if you are likely to read the December edition of St M's Parish Magazine! It's my month to write the clergy letter, and fresh from my considerations about ways to foster a truly inclusive, all-age church, I'm writing about the role of children.
First, a little background, that might be useful.
This year for the first time we're combining services on Christmas morning, so that those who habitually worship at 10.00 in an atmosphere of adult restraint and those who gather at 11.30 to worship in reckless informal abandon will meet in the middle, with a Family Eucharist at 10.30 which we hope will enable all constituencies to encounter and celebrate the love of Christ.
We'll use robes, incense, processions - essentials of any major celebration at St M's - but we will invite children to join us in our journey around the church, will make our teaching interactive and multi sensory, and do everything in our power to help them to participate in the festivities and to bring their own worship to the newborn King.
So, my letter is in part an attempt to prepare the ground for this whole-church celebration (the main preparation will be some very intense and focussed prayer - it seems to me that quite alot rides on this service).
Anyway - here's what I said
Somehow we seem to be here again – on the edge of Advent. Bracing ourselves with varying degrees of enthusiasm for some weeks of frenzied shopping, of reconnecting with people we'd all but lost track of, of consuming indecent quantities of almost anything you might care to mention.
And each year, in the churches we try desperately to restrain this headlong rush, to suggest to people that Advent is a time of spiritual as much as material preparation. We try to issue an invitation to step aside from the tide of determined shoppers, to take time out to simply be, and to know ourselves beloved whether or not we’ve assembled all the proper ingredients for the “perfect Christmas”. But this year, I’m going to leave Advent to take care of itself, for you’ll all make your own decisions about how you want to spend it, which elements are truly essential.
Instead, I’m going to head straight for the festival that beckons…straight for Christmas Day itself. “Christmas is really for the children” is a well-worn saying -and of course there’s much to delight any child, from the candle-lit wonder of Christmas Eve to the feverish unwrapping of stocking gifts far too early on Christmas morning - and so much more besides…

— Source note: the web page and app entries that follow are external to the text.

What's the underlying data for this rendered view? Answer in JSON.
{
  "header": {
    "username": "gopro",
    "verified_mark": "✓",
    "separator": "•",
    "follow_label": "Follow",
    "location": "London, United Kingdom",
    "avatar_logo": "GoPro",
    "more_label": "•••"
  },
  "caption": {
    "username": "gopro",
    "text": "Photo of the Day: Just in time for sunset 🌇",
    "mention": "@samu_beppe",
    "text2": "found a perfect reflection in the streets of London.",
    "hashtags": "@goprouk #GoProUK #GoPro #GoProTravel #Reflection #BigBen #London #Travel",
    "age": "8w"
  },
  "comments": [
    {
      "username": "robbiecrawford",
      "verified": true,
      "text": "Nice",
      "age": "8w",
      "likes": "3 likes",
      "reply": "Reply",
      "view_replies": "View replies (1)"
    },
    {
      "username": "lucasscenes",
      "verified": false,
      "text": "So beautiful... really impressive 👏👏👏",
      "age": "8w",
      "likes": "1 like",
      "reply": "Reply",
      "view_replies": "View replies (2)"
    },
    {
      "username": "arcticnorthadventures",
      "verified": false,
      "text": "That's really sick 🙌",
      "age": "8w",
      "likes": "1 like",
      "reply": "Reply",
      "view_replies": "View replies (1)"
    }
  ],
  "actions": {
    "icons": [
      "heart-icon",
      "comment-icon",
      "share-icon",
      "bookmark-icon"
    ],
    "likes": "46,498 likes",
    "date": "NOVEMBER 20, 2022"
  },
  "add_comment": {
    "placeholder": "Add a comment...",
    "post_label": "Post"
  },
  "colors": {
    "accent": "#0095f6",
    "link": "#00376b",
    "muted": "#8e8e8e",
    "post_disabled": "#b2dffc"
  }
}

But beyond all that is the Child at the heart of Christmas, the Child whose birth we celebrate, the Child who was not just the most amazing Gift of all time, but a real flesh-and-blood baby arriving in the most difficult of situations. A refugee born out of wedlock, crying in the cold of an outbuilding in an occupied town.The Child born to challenge and to subvert the easy comfort of the world. The Child who turned history upside down.
We tend to lose sight of just how much disruption Christ’s birth caused, and continues to cause in our world. We try to assimilate it, to make it part of the prettiness of our celebrations. We sing about an idealised “infant holy, infant lowly” “The little Lord Jesus, no crying he makes”
and this sort of unreality makes us strangely impatient with real live children behaving as real live children do, when they come into range of our adult celebrations.
Clearly, that’s not good for us. When we come together as God’s family, we need each other…If we’re divided in worship, our worship is incomplete, so much less than it could be. We need the excitement of our children, their clarity of vision that can cut straight through the inessentials, and offer us fresh insights into the reality of God…We need their spontaneity, their enthusiasm…Sometimes, perhaps, we need to be disturbed by them, jolted out of our familiar comfort. Of course, it’s not a one-way process. We need to learn new ways of worship from our children, but sometimes we have treasures to share with them ; the awe and wonder that can silence even the most hardened cynic at Midnight Mass, the moments of mystery when we grasp once again that the Child in the manger is one and the same with the Man on the cross.
We need to be together as we celebrate the Christmas mysteries…for the church is a family where all belong, all are welcome – whether noisy toddler or homeless adult, befuddled by drink, or those friends and neighbours whose presence in Christ’s family we take for granted week by week.
Christmas is not “really for the children”. Christmas is for each and every one of us to celebrate together. May it be a blessing to you when it comes.